Prompt:
How many lines in the listing below include the word "选手管理"? Reply with the count alone.

╭─ Source material

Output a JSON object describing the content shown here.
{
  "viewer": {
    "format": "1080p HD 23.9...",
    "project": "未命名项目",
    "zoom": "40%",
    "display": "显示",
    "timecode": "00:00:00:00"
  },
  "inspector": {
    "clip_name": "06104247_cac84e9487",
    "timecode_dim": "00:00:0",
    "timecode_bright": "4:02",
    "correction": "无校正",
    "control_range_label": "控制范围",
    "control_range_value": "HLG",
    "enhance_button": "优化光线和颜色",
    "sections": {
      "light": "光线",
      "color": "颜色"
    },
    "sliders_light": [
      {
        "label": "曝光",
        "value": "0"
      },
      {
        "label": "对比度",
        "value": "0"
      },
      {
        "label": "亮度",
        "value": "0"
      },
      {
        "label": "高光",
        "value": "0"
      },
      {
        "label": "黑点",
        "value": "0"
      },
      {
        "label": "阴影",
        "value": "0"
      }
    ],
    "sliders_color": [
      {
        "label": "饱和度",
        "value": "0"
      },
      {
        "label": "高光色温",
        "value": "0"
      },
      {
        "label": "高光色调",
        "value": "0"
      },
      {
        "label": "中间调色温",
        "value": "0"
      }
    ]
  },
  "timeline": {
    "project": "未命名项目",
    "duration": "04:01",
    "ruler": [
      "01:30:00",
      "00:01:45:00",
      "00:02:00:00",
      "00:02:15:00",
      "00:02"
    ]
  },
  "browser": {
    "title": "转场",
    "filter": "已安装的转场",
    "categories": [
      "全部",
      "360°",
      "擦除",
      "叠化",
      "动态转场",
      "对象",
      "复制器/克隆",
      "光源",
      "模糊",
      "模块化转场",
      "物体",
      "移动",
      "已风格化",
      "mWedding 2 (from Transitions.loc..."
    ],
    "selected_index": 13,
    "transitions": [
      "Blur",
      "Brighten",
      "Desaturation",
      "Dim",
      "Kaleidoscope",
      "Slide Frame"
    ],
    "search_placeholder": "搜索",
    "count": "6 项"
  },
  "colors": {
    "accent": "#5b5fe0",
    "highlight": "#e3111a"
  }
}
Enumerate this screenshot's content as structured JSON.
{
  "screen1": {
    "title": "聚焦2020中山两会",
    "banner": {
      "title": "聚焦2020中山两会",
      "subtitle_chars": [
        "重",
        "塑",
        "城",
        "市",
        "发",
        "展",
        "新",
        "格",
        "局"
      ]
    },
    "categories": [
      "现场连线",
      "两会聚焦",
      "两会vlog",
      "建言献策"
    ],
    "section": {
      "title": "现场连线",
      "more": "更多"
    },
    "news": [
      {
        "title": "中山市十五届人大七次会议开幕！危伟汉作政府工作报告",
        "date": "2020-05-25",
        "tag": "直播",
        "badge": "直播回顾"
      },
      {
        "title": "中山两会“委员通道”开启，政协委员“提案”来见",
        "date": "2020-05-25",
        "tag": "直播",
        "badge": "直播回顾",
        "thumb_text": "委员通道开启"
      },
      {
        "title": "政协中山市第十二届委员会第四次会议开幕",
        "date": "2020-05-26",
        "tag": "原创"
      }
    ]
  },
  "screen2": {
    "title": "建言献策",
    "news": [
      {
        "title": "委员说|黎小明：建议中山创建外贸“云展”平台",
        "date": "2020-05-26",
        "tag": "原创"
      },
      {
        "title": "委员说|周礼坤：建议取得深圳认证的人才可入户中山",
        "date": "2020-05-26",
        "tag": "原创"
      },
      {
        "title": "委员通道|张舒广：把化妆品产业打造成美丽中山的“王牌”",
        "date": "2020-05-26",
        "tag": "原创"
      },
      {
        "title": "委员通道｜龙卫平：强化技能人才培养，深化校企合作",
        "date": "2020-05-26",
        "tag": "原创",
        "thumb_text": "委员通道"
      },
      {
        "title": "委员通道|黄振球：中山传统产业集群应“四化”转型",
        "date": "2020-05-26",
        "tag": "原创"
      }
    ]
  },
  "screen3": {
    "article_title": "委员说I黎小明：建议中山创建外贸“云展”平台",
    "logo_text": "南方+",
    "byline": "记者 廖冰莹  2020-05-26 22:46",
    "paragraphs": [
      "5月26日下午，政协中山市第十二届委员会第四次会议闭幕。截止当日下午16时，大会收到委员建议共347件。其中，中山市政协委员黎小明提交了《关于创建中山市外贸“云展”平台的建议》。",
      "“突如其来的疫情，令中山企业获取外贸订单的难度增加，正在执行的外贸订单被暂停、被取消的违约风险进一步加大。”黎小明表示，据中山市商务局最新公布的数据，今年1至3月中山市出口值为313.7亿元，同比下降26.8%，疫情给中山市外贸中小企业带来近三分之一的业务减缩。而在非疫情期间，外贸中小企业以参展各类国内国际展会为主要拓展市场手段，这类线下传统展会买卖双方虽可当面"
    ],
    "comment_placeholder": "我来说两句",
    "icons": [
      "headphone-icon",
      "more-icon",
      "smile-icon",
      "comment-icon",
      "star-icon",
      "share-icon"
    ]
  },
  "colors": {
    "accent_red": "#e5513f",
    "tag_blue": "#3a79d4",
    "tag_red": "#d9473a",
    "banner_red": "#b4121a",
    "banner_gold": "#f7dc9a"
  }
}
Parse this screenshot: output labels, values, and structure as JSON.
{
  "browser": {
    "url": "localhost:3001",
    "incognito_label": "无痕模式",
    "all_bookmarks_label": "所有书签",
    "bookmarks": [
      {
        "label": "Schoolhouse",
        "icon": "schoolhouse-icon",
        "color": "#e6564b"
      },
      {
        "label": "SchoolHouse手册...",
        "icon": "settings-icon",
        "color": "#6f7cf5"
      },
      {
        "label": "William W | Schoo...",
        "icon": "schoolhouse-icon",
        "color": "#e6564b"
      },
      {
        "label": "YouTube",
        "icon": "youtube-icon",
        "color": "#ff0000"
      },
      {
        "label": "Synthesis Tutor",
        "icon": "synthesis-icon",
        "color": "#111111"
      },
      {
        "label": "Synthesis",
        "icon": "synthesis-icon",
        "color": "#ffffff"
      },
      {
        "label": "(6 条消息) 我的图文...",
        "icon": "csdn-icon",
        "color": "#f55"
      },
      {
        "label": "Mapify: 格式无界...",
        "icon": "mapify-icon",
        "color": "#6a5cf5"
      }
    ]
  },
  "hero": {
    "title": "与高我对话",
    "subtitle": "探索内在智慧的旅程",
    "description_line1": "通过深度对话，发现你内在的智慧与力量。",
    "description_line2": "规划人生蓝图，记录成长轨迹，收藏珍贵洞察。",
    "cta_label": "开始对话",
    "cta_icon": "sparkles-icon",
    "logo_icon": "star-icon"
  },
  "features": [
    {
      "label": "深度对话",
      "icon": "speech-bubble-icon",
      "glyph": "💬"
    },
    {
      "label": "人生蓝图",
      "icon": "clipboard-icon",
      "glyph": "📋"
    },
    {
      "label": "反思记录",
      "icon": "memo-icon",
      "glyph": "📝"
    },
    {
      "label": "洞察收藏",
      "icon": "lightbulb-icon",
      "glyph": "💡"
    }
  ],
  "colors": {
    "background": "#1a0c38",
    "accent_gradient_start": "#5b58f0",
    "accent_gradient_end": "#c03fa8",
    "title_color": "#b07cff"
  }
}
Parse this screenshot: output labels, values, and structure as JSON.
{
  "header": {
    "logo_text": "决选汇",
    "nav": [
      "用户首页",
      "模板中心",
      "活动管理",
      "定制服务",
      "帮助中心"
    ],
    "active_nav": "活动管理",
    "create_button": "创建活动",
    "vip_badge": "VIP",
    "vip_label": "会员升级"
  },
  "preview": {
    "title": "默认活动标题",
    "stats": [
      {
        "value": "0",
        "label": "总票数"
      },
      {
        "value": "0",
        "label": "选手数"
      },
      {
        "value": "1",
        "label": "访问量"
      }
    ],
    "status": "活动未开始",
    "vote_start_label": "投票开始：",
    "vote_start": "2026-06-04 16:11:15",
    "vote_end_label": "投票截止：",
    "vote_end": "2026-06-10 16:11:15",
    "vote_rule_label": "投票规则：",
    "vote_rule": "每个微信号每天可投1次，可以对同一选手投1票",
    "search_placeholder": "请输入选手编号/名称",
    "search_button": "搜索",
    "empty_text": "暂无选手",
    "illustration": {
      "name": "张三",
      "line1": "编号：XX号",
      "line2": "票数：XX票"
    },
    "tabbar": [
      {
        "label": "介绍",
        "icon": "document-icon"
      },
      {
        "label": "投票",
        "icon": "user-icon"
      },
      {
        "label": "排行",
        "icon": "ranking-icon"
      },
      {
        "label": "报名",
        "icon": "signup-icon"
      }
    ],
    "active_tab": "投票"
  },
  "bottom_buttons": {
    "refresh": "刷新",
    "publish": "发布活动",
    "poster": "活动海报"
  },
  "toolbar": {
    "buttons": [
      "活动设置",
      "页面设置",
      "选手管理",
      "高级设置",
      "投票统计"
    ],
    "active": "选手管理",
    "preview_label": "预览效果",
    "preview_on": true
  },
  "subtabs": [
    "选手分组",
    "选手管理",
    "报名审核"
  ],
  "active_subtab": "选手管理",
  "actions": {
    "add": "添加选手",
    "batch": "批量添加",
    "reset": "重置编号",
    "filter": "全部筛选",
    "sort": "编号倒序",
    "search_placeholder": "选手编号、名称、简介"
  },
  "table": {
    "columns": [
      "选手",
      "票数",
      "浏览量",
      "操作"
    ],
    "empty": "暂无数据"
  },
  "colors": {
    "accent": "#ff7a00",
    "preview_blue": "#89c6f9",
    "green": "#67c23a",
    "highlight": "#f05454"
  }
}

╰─

Response below:
4